*** Opening of GIVEN ENTRIES ***

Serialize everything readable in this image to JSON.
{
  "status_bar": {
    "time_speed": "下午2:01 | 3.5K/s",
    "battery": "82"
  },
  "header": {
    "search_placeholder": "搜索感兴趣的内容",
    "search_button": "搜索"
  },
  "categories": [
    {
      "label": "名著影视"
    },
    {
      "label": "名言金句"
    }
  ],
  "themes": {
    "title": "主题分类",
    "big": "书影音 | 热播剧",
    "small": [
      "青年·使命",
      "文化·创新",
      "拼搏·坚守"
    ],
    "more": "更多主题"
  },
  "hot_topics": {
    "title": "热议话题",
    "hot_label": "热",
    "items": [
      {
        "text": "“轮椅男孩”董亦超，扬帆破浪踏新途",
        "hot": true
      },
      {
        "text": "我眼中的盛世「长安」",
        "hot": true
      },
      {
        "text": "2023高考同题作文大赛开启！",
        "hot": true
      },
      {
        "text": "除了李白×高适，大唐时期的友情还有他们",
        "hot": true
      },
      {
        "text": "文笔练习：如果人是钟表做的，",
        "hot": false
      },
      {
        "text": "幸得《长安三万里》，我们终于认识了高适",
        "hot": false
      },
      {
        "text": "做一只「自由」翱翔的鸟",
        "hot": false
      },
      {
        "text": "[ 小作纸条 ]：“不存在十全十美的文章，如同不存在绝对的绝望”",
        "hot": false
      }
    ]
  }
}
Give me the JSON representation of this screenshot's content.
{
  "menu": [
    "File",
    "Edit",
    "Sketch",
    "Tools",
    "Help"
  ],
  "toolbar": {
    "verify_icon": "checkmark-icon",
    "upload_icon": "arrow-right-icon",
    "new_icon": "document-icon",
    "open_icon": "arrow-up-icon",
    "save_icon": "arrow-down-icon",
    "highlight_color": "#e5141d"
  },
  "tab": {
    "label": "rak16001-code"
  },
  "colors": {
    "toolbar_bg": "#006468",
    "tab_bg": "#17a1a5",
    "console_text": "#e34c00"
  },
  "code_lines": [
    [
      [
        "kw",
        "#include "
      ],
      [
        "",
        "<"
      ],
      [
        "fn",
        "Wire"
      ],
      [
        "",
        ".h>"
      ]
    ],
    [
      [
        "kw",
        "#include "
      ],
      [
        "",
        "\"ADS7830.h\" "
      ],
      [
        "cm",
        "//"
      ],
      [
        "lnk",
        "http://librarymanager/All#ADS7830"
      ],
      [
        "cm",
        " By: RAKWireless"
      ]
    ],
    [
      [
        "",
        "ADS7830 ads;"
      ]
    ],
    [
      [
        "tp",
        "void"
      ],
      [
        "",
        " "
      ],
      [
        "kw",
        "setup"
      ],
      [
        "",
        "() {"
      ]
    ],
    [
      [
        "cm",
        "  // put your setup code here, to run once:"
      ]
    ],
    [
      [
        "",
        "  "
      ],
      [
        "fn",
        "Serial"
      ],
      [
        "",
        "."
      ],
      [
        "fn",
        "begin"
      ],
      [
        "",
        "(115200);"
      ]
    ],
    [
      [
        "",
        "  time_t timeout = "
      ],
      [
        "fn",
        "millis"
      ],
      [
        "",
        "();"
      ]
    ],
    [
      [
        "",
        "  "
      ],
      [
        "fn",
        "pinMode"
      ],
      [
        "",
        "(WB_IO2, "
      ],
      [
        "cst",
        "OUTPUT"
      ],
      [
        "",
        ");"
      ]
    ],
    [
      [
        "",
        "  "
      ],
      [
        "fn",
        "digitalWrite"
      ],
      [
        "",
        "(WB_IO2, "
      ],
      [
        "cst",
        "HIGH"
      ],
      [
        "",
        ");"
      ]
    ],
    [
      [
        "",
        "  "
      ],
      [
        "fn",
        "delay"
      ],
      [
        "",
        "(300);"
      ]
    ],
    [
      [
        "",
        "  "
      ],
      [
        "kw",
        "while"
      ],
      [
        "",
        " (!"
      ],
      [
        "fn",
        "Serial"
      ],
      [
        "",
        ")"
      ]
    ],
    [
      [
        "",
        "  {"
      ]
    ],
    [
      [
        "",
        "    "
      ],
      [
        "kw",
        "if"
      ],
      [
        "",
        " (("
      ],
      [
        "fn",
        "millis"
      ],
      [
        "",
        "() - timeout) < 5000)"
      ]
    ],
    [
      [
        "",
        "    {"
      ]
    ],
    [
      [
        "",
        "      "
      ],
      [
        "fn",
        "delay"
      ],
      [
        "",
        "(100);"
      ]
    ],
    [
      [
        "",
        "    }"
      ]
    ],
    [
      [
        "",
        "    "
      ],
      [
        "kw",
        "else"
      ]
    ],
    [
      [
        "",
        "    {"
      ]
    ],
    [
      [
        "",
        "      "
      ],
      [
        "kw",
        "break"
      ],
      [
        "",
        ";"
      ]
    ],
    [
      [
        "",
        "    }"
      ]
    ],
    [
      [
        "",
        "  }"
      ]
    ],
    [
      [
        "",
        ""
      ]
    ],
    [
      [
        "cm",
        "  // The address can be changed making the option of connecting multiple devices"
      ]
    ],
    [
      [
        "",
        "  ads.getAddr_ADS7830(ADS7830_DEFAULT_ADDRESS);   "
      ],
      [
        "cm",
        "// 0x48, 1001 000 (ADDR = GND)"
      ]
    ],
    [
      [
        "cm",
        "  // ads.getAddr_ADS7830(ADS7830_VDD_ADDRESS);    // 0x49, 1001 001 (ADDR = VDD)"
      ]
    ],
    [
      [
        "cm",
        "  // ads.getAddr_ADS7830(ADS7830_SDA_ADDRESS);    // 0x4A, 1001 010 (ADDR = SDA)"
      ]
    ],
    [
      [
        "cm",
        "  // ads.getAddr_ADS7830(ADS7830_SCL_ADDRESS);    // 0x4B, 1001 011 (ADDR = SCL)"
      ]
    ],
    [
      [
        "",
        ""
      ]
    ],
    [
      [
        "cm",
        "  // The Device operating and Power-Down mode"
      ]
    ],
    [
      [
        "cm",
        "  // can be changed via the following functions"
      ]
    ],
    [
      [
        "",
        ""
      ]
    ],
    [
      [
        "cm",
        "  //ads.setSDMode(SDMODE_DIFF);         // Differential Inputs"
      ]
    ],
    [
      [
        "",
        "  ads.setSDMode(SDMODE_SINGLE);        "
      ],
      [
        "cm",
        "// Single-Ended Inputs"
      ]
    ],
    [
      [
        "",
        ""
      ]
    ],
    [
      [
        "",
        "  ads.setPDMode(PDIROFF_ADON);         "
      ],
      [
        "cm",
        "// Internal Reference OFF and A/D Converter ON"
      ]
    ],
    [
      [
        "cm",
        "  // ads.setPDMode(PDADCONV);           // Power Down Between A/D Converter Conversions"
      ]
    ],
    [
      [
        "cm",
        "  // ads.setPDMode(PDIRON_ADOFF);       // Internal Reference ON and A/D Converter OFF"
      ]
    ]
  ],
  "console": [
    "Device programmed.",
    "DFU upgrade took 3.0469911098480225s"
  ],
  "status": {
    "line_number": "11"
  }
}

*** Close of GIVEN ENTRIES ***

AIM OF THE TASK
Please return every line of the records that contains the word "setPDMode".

SOLVED PROBLEM
        "  ads.setPDMode(PDIROFF_ADON);         "
        "  // ads.setPDMode(PDADCONV);           // Power Down Between A/D Converter Conversions"
        "  // ads.setPDMode(PDIRON_ADOFF);       // Internal Reference ON and A/D Converter OFF"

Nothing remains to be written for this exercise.